Wednesday, 19 January 2011

Is the government’s ‘big tent’ too small to hold ‘all the talents’, or is it the wrong sort of tent?

Bringing more faces into the government’s ‘big tent’ from a range of backgrounds, as the coalition has done, is welcome in principle, in spite of some odd celebrity choices. Broadening governance membership can improve any board of management. In government, expanding the talent pool takes place within the constitutional paradigm 'government proposes; parliament disposes’ (i.e. gives ministers’ proposals legal force). This in turn affects the government’s style of leadership. But even with a bigger tent, this particular model of leadership is failing western-style democracy.

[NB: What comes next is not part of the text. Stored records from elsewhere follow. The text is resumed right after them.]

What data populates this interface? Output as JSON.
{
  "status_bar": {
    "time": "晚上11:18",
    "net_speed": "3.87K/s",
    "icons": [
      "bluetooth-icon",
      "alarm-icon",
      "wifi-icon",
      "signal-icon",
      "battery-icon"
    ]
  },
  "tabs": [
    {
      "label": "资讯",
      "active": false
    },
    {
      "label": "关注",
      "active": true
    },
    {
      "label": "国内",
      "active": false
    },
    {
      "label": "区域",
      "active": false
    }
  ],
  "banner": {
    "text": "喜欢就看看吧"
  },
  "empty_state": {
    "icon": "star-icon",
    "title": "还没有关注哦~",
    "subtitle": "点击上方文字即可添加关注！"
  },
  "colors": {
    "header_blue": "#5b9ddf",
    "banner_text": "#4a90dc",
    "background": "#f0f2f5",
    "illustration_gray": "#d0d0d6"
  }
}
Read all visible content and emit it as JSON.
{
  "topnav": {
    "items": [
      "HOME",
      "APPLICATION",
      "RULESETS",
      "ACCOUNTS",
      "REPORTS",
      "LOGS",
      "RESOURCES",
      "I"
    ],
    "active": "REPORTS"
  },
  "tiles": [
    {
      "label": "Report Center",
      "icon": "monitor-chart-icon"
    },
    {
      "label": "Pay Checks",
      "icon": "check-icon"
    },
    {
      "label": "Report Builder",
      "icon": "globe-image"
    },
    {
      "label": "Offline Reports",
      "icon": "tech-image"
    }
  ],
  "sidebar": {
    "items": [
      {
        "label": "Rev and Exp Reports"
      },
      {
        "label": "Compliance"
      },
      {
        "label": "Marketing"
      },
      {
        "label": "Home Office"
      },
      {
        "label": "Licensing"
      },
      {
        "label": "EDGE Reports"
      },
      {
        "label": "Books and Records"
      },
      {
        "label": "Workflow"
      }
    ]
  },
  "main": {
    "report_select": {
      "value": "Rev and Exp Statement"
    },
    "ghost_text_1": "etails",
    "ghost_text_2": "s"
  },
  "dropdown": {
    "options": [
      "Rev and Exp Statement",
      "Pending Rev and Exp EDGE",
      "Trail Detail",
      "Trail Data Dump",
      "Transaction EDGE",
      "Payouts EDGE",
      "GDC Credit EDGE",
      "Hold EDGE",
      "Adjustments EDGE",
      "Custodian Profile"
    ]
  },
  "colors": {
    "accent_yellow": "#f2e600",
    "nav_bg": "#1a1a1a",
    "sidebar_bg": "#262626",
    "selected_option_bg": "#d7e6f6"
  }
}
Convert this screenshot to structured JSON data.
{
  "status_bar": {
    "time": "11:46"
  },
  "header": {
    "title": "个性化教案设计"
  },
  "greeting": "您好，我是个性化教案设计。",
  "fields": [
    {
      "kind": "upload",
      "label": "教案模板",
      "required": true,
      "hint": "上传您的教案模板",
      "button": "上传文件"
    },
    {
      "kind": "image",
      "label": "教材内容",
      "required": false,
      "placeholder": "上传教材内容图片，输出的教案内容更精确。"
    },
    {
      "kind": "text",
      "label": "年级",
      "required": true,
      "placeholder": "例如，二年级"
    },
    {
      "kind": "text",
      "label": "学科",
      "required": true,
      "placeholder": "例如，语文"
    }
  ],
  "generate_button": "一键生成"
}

WikiLeaks has put secrecy under attack. Twitter spreads information in minutes. The online world and social media make marshalling mass campaigns easier. Witness the public outcry that forced the BBC to backtrack on its Eastenders plot. Perhaps the government’s big tent itself needs to change, not just the membership invited inside.

This suggestion connects with the idea that leadership – like wisdom – belongs to the wider system, not just the leaders. Instead of leadership being primarily about content (say, policy pronouncements) it would become identified more with process (how views are formed). Consider a leader like the Education Secretary Michael Gove, a man who shoots content from the hip. Looking out from his small tent, he rapid fires policies, decisions, edicts, cuts. Whether ‘good’ or ‘bad’, his proposals are dramatic, catch people unawares, win approval from some and anger from others. His announcements are intended to get a reaction. Some people fire back, and Gove returns fire. Under pressure from all directions, including from his boss, he may be forced to backtrack. Just reflect on his announcing and then abandoning the School Sports Partnership network, changes to the Building Schools for the Future, capping salaries of headteachers paid more than the Prime Minister, and Book Trust funding of free books for children. Such matters are not generally distinguished by left v right political ideals, but instead concern things like efficiencies and budget cuts. For issues like Gove’s, surely there must be a better, less painful, way – for us, and for him.

Gove is not alone: he fills popular expectations of any ministerial leader. Andrew Lansley’s NHS commissioning reforms took the Commons NHS Select Committee by surprise, according to its Conservative chairman, Stephen Dorrell. On this occasion secrecy had initially been maintained, but that didn’t stop talent haemorrhaging from primary care trusts and putting up costs that offset the planned efficiency savings. In any case, the old management mantra favouring secrecy and surprise to contain anxiety and spare the people from premature suffering is increasingly vulnerable to leaks. Arguably, it is not so much individual ministers who need to change: it is the management model that needs to change.

Seeing the ministerial job principally in terms of content-proposal doesn’t work any more. It is narrowly informed, inefficient, gets people’s backs up, and hurts the proposer’s reputation. The standard defence ‘But wait until you see the consultation paper; it’s not as bad as you think’ doesn’t work well either. Making subsequent changes following consultation takes courage and pain to backtrack; reputations have to be protected, faces saved. Consultation carries too much baggage of hierarchical overtones and leaves people feeling sceptical and short-changed.

The problem is that consultation comes from that same tent, done by those inside to those outside. Yet when one then hears subject-experts speak, and read pundits’ blogs, special correspondents’ columns, business editorials, and encounter radio and web-based discussions, you can be forgiven for thinking that there is more expertise and wisdom outside the tent than in it. So why isn’t it (not them) allowed in? For that to happen, the paradigm would need to change, and changing a paradigm takes leadership. It would put the power and the role of leaders to the test. It would challenge Her Majesty’s Loyal Opposition, the role of MPs, the Whips Office, the Civil Service and the Fourth Estate. But it needs to be done, and it is happening anyway.

The key to this is process. If leadership were to be seen less in terms of content and more about process, then the role of the leader would become one of designing and running a process of all the talents who can contribute to a wise and acceptable outcome, one that would not need railroading through against objections. Ministers shun process as not being under their control, indeed not under control at all, so they drive harder on the content. But in an imaginative and expanded process, advocacy would be replaced by enquiry. Talent would include anyone, not just those being consulted. In freely defined public debate, all views could be expressed and voices heard. The role of participants would not be to react to a proposal, but to question the question – helping to clarify the need, frame the issues, identify possible ways forward and explore options. Better informed decision making would follow.

Technology now makes this possible. WikiLeaks has shown that exclusiveness, secrecy and private emails no longer work. Hierarchy, strong leaders and paternalism aren’t as strong a shield against worry as they used to be. Discussion can no longer be contained, nor should it be. Most of it is going to take place out there anyway, one way or another. So instead of resisting and resenting full prior debate, government should enthusiastically promote and embrace this chaotic expansion of voice. Make a virtue of it, and gain credit for it. The prize on offer is huge: wiser, more acceptable outcomes and a more harmonious society.